• _What you need to do_
Each line of the listing that holds "content" counts once; report how many there are, and nothing more.

• _Record extracts_

──────────

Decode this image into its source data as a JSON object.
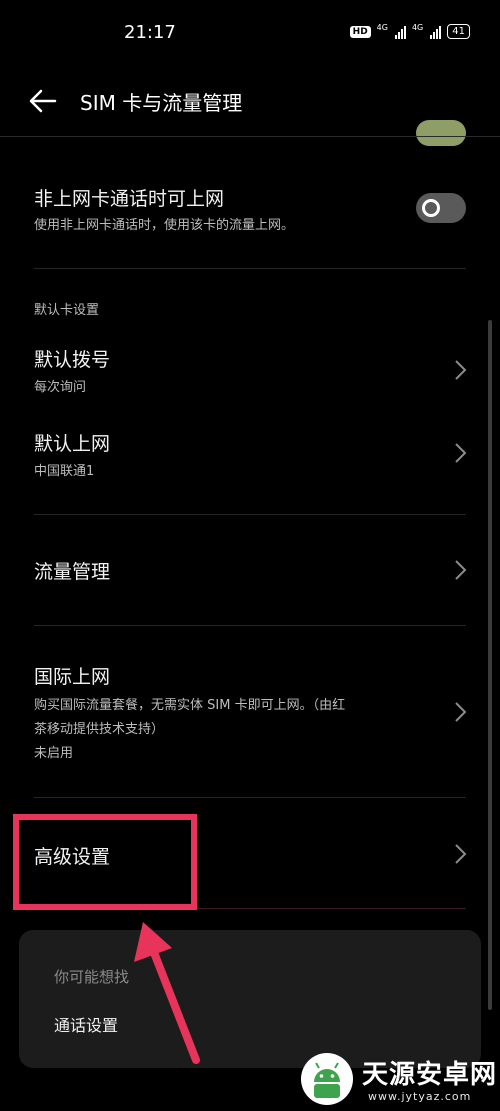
{
  "status_bar": {
    "time": "21:17",
    "hd_badge": "HD",
    "network_1": "4G",
    "network_2": "4G",
    "battery": "41"
  },
  "header": {
    "title": "SIM 卡与流量管理"
  },
  "rows": {
    "non_data_call": {
      "title": "非上网卡通话时可上网",
      "subtitle": "使用非上网卡通话时，使用该卡的流量上网。",
      "toggle_on": false
    },
    "default_card_section": "默认卡设置",
    "default_dial": {
      "title": "默认拨号",
      "subtitle": "每次询问"
    },
    "default_data": {
      "title": "默认上网",
      "subtitle": "中国联通1"
    },
    "data_management": {
      "title": "流量管理"
    },
    "international": {
      "title": "国际上网",
      "subtitle_line1": "购买国际流量套餐，无需实体 SIM 卡即可上网。（由红",
      "subtitle_line2": "茶移动提供技术支持）",
      "status": "未启用"
    },
    "advanced": {
      "title": "高级设置"
    }
  },
  "suggestions": {
    "heading": "你可能想找",
    "items": [
      "通话设置"
    ]
  },
  "annotation": {
    "color": "#e8345a"
  },
  "watermark": {
    "name": "天源安卓网",
    "url": "www.jytyaz.com"
  },
  "icons": {
    "back": "arrow-left-icon",
    "chevron": "chevron-right-icon",
    "watermark_logo": "android-logo-icon"
  }
}
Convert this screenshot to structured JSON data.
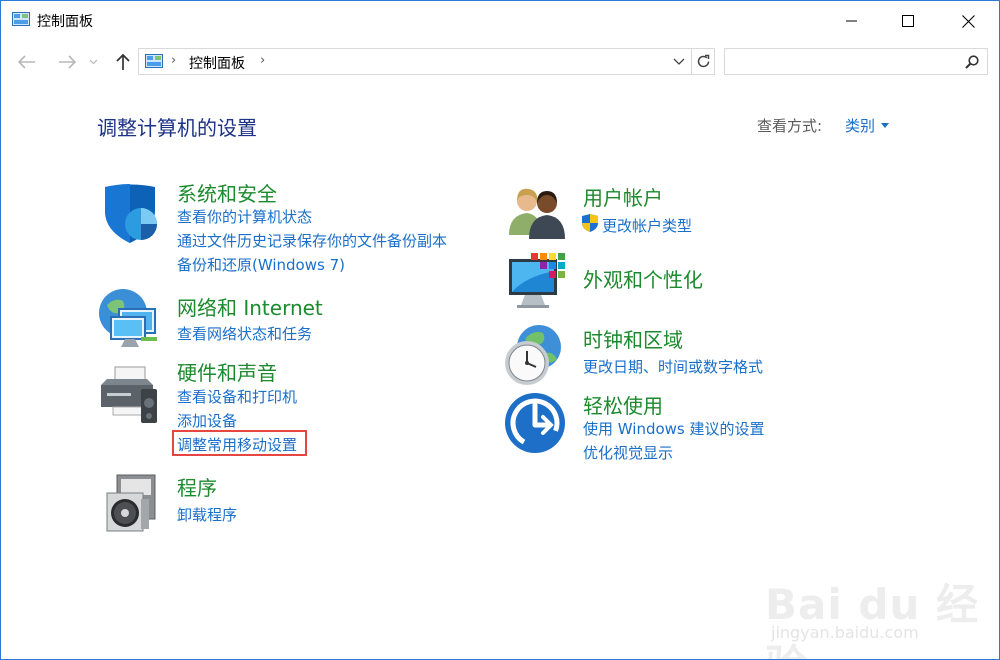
{
  "window": {
    "title": "控制面板"
  },
  "nav": {
    "address_path": "控制面板",
    "search_placeholder": ""
  },
  "content": {
    "page_title": "调整计算机的设置",
    "view_by_label": "查看方式:",
    "view_by_value": "类别"
  },
  "categories": [
    {
      "title": "系统和安全",
      "icon": "shield-icon",
      "links": [
        "查看你的计算机状态",
        "通过文件历史记录保存你的文件备份副本",
        "备份和还原(Windows 7)"
      ]
    },
    {
      "title": "网络和 Internet",
      "icon": "network-globe-icon",
      "links": [
        "查看网络状态和任务"
      ]
    },
    {
      "title": "硬件和声音",
      "icon": "printer-icon",
      "links": [
        "查看设备和打印机",
        "添加设备",
        "调整常用移动设置"
      ]
    },
    {
      "title": "程序",
      "icon": "programs-disc-icon",
      "links": [
        "卸载程序"
      ]
    },
    {
      "title": "用户帐户",
      "icon": "users-icon",
      "links": [
        "更改帐户类型"
      ]
    },
    {
      "title": "外观和个性化",
      "icon": "monitor-colors-icon",
      "links": []
    },
    {
      "title": "时钟和区域",
      "icon": "clock-globe-icon",
      "links": [
        "更改日期、时间或数字格式"
      ]
    },
    {
      "title": "轻松使用",
      "icon": "ease-of-access-icon",
      "links": [
        "使用 Windows 建议的设置",
        "优化视觉显示"
      ]
    }
  ],
  "highlight_color": "#e6463f",
  "accent_link_color": "#1a6fc9",
  "category_title_color": "#1c8a2d",
  "watermark": {
    "main": "Bai du 经验",
    "sub": "jingyan.baidu.com"
  }
}
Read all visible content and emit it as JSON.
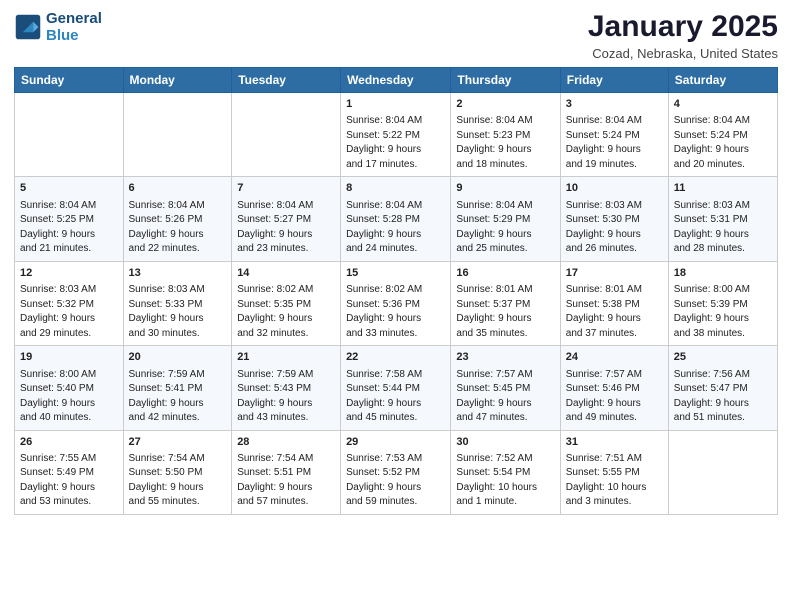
{
  "header": {
    "logo_line1": "General",
    "logo_line2": "Blue",
    "title": "January 2025",
    "subtitle": "Cozad, Nebraska, United States"
  },
  "weekdays": [
    "Sunday",
    "Monday",
    "Tuesday",
    "Wednesday",
    "Thursday",
    "Friday",
    "Saturday"
  ],
  "weeks": [
    [
      {
        "day": "",
        "info": ""
      },
      {
        "day": "",
        "info": ""
      },
      {
        "day": "",
        "info": ""
      },
      {
        "day": "1",
        "info": "Sunrise: 8:04 AM\nSunset: 5:22 PM\nDaylight: 9 hours\nand 17 minutes."
      },
      {
        "day": "2",
        "info": "Sunrise: 8:04 AM\nSunset: 5:23 PM\nDaylight: 9 hours\nand 18 minutes."
      },
      {
        "day": "3",
        "info": "Sunrise: 8:04 AM\nSunset: 5:24 PM\nDaylight: 9 hours\nand 19 minutes."
      },
      {
        "day": "4",
        "info": "Sunrise: 8:04 AM\nSunset: 5:24 PM\nDaylight: 9 hours\nand 20 minutes."
      }
    ],
    [
      {
        "day": "5",
        "info": "Sunrise: 8:04 AM\nSunset: 5:25 PM\nDaylight: 9 hours\nand 21 minutes."
      },
      {
        "day": "6",
        "info": "Sunrise: 8:04 AM\nSunset: 5:26 PM\nDaylight: 9 hours\nand 22 minutes."
      },
      {
        "day": "7",
        "info": "Sunrise: 8:04 AM\nSunset: 5:27 PM\nDaylight: 9 hours\nand 23 minutes."
      },
      {
        "day": "8",
        "info": "Sunrise: 8:04 AM\nSunset: 5:28 PM\nDaylight: 9 hours\nand 24 minutes."
      },
      {
        "day": "9",
        "info": "Sunrise: 8:04 AM\nSunset: 5:29 PM\nDaylight: 9 hours\nand 25 minutes."
      },
      {
        "day": "10",
        "info": "Sunrise: 8:03 AM\nSunset: 5:30 PM\nDaylight: 9 hours\nand 26 minutes."
      },
      {
        "day": "11",
        "info": "Sunrise: 8:03 AM\nSunset: 5:31 PM\nDaylight: 9 hours\nand 28 minutes."
      }
    ],
    [
      {
        "day": "12",
        "info": "Sunrise: 8:03 AM\nSunset: 5:32 PM\nDaylight: 9 hours\nand 29 minutes."
      },
      {
        "day": "13",
        "info": "Sunrise: 8:03 AM\nSunset: 5:33 PM\nDaylight: 9 hours\nand 30 minutes."
      },
      {
        "day": "14",
        "info": "Sunrise: 8:02 AM\nSunset: 5:35 PM\nDaylight: 9 hours\nand 32 minutes."
      },
      {
        "day": "15",
        "info": "Sunrise: 8:02 AM\nSunset: 5:36 PM\nDaylight: 9 hours\nand 33 minutes."
      },
      {
        "day": "16",
        "info": "Sunrise: 8:01 AM\nSunset: 5:37 PM\nDaylight: 9 hours\nand 35 minutes."
      },
      {
        "day": "17",
        "info": "Sunrise: 8:01 AM\nSunset: 5:38 PM\nDaylight: 9 hours\nand 37 minutes."
      },
      {
        "day": "18",
        "info": "Sunrise: 8:00 AM\nSunset: 5:39 PM\nDaylight: 9 hours\nand 38 minutes."
      }
    ],
    [
      {
        "day": "19",
        "info": "Sunrise: 8:00 AM\nSunset: 5:40 PM\nDaylight: 9 hours\nand 40 minutes."
      },
      {
        "day": "20",
        "info": "Sunrise: 7:59 AM\nSunset: 5:41 PM\nDaylight: 9 hours\nand 42 minutes."
      },
      {
        "day": "21",
        "info": "Sunrise: 7:59 AM\nSunset: 5:43 PM\nDaylight: 9 hours\nand 43 minutes."
      },
      {
        "day": "22",
        "info": "Sunrise: 7:58 AM\nSunset: 5:44 PM\nDaylight: 9 hours\nand 45 minutes."
      },
      {
        "day": "23",
        "info": "Sunrise: 7:57 AM\nSunset: 5:45 PM\nDaylight: 9 hours\nand 47 minutes."
      },
      {
        "day": "24",
        "info": "Sunrise: 7:57 AM\nSunset: 5:46 PM\nDaylight: 9 hours\nand 49 minutes."
      },
      {
        "day": "25",
        "info": "Sunrise: 7:56 AM\nSunset: 5:47 PM\nDaylight: 9 hours\nand 51 minutes."
      }
    ],
    [
      {
        "day": "26",
        "info": "Sunrise: 7:55 AM\nSunset: 5:49 PM\nDaylight: 9 hours\nand 53 minutes."
      },
      {
        "day": "27",
        "info": "Sunrise: 7:54 AM\nSunset: 5:50 PM\nDaylight: 9 hours\nand 55 minutes."
      },
      {
        "day": "28",
        "info": "Sunrise: 7:54 AM\nSunset: 5:51 PM\nDaylight: 9 hours\nand 57 minutes."
      },
      {
        "day": "29",
        "info": "Sunrise: 7:53 AM\nSunset: 5:52 PM\nDaylight: 9 hours\nand 59 minutes."
      },
      {
        "day": "30",
        "info": "Sunrise: 7:52 AM\nSunset: 5:54 PM\nDaylight: 10 hours\nand 1 minute."
      },
      {
        "day": "31",
        "info": "Sunrise: 7:51 AM\nSunset: 5:55 PM\nDaylight: 10 hours\nand 3 minutes."
      },
      {
        "day": "",
        "info": ""
      }
    ]
  ]
}
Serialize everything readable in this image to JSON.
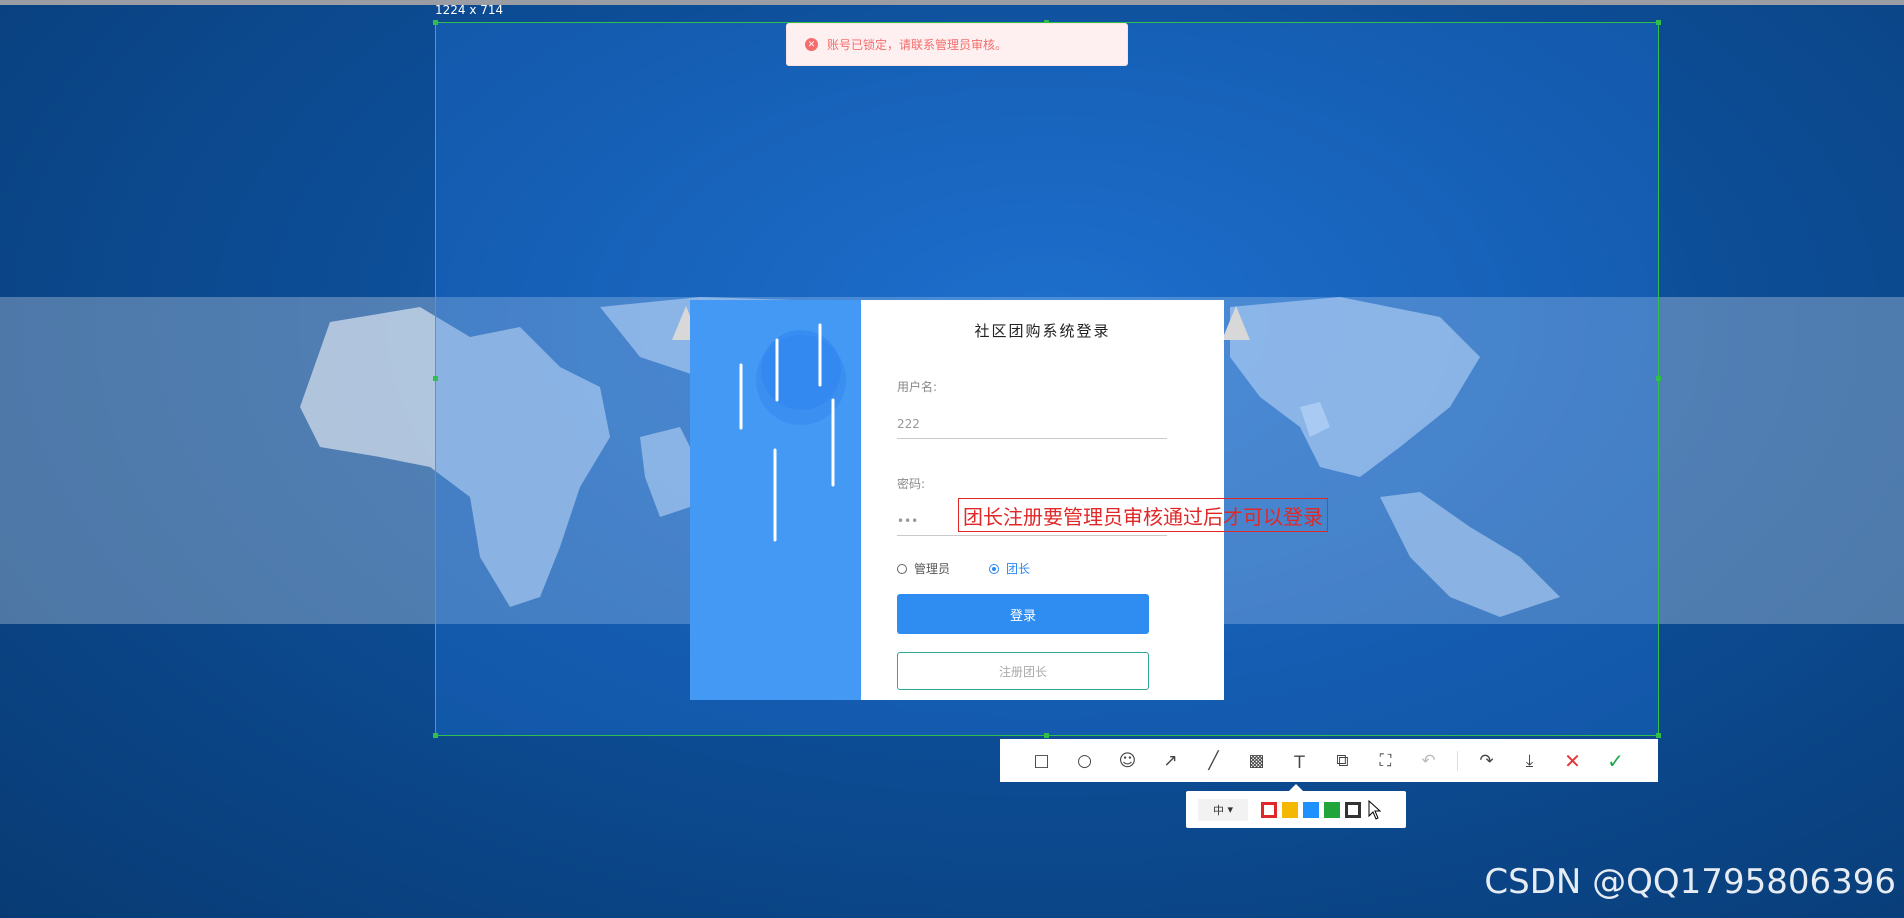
{
  "screenshot_tool": {
    "selection_size": "1224 x 714",
    "toolbar_icons": [
      "rectangle-icon",
      "ellipse-icon",
      "emoji-icon",
      "arrow-icon",
      "line-icon",
      "mosaic-icon",
      "text-icon",
      "copy-icon",
      "ocr-icon",
      "undo-icon",
      "share-icon",
      "save-icon",
      "cancel-icon",
      "confirm-icon"
    ],
    "size_option": "中",
    "colors": [
      "#e02828",
      "#f5b800",
      "#1e90ff",
      "#21a43a",
      "#333333"
    ],
    "selected_color": "#333333"
  },
  "toast": {
    "message": "账号已锁定，请联系管理员审核。",
    "color": "#f56c6c"
  },
  "login": {
    "title": "社区团购系统登录",
    "username_label": "用户名:",
    "username_value": "222",
    "password_label": "密码:",
    "password_value": "•••",
    "role_admin": "管理员",
    "role_leader": "团长",
    "selected_role": "团长",
    "login_button": "登录",
    "register_button": "注册团长",
    "accent": "#2f8cf0"
  },
  "annotation": {
    "text": "团长注册要管理员审核通过后才可以登录"
  },
  "watermark": "CSDN @QQ1795806396"
}
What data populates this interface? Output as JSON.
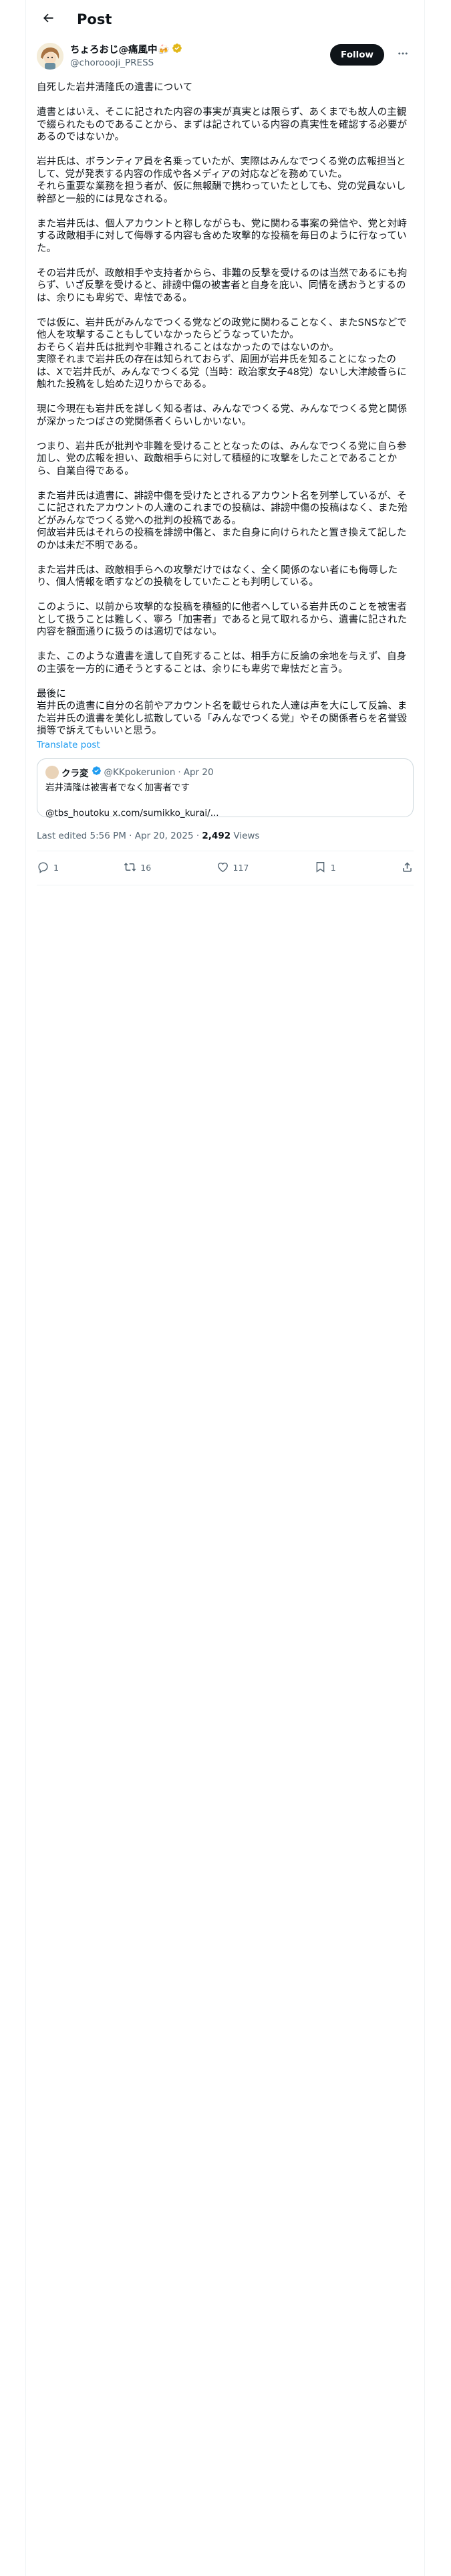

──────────

• _Answer space_
2